Today, Wyokiddo and I made the trek into town to deliver my photos to the fair. I’ve been shooting so much this past year that I had several I felt were worthy of entry. Several hours and $70 in prints, frames and mats later, my photos are entered.
I’ve been entering things at county fair since I was a kid. Usually it was a horse or livestock, but I also entered record books, artwork, food stuffs and even some leather work. Back then, entering in fair was part of the process of completing my 4-H or FFA project. I didn’t think twice about dropping off an entry.
But today…today I actually felt a little apprehensive. Would the judges like my images? Would my very best work stack up competitively against other photographers? After all, I was putting a little piece of my soul out there for others to see and judge.
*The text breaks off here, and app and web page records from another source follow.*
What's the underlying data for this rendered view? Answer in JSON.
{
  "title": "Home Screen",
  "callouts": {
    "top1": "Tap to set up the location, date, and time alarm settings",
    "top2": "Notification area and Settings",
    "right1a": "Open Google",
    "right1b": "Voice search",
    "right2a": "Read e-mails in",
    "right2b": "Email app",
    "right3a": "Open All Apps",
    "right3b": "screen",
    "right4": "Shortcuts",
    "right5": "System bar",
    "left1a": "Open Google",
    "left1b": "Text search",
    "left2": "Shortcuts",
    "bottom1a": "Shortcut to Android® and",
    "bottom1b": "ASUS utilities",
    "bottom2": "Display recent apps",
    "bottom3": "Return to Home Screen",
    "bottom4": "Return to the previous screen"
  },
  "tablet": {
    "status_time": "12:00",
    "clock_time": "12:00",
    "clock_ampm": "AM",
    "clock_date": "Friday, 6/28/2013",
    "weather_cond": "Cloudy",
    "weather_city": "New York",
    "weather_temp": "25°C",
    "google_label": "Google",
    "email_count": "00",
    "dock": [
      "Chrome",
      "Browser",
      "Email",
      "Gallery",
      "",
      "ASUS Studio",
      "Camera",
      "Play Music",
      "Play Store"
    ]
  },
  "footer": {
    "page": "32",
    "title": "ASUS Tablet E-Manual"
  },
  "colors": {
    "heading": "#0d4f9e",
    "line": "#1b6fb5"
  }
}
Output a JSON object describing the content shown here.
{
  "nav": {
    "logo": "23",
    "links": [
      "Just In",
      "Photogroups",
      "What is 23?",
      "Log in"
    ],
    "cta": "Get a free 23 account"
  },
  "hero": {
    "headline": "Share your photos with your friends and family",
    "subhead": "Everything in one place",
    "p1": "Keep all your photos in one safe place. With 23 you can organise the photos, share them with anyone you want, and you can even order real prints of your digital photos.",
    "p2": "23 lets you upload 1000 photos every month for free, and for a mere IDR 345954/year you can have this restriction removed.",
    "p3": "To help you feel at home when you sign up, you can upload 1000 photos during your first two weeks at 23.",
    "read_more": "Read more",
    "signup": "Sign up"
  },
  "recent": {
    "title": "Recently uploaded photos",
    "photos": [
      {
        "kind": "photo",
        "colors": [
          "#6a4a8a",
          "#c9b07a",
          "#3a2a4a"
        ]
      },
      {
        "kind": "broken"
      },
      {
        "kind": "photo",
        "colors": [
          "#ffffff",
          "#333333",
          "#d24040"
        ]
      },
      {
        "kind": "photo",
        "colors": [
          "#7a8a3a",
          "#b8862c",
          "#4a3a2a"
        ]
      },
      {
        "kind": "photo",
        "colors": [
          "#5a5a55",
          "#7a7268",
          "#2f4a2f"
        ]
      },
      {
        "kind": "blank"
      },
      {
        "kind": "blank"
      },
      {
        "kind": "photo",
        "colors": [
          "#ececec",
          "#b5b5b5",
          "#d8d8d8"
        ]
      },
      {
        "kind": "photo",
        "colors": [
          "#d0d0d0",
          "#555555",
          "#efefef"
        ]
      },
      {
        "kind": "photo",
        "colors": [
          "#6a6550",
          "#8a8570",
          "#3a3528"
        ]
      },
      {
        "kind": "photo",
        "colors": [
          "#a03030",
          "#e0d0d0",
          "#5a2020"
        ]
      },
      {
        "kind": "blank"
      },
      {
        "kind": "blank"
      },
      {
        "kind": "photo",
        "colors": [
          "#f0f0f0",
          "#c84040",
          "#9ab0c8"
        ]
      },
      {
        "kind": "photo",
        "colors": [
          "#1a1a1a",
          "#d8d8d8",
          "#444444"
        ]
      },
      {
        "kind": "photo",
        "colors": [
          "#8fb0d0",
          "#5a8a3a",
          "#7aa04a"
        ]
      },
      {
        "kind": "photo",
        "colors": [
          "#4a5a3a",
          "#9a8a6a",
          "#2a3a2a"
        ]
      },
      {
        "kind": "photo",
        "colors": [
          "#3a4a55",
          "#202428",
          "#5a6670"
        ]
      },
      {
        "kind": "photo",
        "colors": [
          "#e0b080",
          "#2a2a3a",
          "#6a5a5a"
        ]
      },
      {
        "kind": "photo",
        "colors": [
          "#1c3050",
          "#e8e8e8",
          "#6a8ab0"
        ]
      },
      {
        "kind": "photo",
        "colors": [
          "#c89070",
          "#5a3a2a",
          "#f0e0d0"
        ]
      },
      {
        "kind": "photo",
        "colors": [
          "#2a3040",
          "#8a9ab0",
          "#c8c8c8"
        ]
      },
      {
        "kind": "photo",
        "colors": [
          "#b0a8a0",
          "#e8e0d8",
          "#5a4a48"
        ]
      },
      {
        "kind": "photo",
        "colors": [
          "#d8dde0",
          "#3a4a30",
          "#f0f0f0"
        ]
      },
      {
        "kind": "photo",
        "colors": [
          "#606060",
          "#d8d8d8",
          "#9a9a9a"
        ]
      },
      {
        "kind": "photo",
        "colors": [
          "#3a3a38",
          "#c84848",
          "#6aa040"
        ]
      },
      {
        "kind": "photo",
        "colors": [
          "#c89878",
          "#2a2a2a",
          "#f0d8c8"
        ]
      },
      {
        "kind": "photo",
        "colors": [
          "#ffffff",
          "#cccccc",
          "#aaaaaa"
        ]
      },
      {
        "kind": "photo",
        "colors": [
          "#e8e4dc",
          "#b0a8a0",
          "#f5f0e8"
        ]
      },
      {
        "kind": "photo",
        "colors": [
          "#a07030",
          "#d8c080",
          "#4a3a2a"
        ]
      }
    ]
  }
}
This year was a little nerve-wracking, I think, because my secret ambition is to one day work as a professional photographer.
There, it’s out there. My goal is to “turn pro” in a few years and actually make money as a photographer. I’m taking classes, working on a business plan, researching issues like insurance and liability and improving my photography skills each and every day. So there is more at stake, at least where my heart is concerned, by putting my work out there for evaluation.
While I get all my ducks in a row to work professionally, I’m working toward being professional in my photography each and every day. And that includes inviting criticism of my work. My work will one day be critiqued by clients, potential clients and my community at large. So I need to get used to it.
But there is also value in such critiques. It is an opportunity to see my work from an objective perspective. I might learn how to improve. I might also learn what I am doing right! Not all critiques are criticism – some can actually be validating. A second opinion might reveal strengths and weaknesses, both of which I can draw from to improve.
I had a choice this morning. I could have shoved my photos back in their bag, hightailed it home and just hung those babies on the wall. But that won’t help me grow.
There is only one way to avoid criticism:
And be nothing.
Instead, I chose to grow. I decided I want to truly excel at the craft of photography, so I needed to put my ego aside and put my work out there for judging.
Bring it on. Gulp.